Data provided START
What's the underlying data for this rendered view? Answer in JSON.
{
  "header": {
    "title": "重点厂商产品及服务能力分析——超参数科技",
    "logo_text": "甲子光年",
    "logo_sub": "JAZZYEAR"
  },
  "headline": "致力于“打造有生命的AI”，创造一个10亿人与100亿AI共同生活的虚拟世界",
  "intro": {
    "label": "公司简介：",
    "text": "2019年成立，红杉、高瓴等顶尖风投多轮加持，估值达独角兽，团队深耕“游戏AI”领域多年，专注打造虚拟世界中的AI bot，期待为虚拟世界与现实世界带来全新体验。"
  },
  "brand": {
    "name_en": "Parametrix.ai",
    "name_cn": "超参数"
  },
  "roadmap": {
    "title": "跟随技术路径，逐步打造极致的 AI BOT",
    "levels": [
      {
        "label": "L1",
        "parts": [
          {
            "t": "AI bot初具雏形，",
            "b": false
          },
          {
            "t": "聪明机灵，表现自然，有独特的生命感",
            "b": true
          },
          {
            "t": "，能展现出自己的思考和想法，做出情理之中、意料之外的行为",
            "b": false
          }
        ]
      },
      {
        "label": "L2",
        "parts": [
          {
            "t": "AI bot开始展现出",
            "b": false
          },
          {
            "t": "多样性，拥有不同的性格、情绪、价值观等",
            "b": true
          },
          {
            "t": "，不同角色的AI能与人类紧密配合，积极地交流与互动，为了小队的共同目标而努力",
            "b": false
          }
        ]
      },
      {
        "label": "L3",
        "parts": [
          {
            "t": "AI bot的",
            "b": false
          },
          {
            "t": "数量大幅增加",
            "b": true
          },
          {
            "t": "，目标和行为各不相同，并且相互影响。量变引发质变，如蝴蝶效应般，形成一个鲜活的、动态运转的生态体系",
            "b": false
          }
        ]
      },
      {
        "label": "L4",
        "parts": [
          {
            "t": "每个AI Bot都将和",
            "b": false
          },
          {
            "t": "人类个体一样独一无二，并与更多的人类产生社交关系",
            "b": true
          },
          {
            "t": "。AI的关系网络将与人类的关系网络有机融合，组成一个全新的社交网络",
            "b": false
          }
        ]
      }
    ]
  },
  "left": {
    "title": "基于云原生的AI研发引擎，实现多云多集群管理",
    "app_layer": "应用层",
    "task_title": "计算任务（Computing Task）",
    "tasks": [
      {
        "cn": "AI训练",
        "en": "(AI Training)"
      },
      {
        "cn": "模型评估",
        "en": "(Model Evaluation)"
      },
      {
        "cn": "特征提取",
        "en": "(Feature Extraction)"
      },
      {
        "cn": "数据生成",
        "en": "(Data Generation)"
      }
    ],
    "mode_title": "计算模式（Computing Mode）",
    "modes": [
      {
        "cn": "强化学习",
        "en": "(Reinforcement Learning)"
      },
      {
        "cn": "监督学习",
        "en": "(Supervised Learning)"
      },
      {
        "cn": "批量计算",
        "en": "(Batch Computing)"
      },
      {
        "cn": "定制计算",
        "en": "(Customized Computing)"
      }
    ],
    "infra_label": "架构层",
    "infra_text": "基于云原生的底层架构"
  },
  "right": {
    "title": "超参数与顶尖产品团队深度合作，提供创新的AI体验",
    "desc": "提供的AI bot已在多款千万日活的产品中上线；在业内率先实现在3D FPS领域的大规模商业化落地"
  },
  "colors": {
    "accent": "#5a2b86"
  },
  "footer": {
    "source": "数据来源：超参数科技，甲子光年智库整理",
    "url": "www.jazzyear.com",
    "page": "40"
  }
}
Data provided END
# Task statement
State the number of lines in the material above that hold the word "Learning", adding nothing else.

# Solution to the exercise
2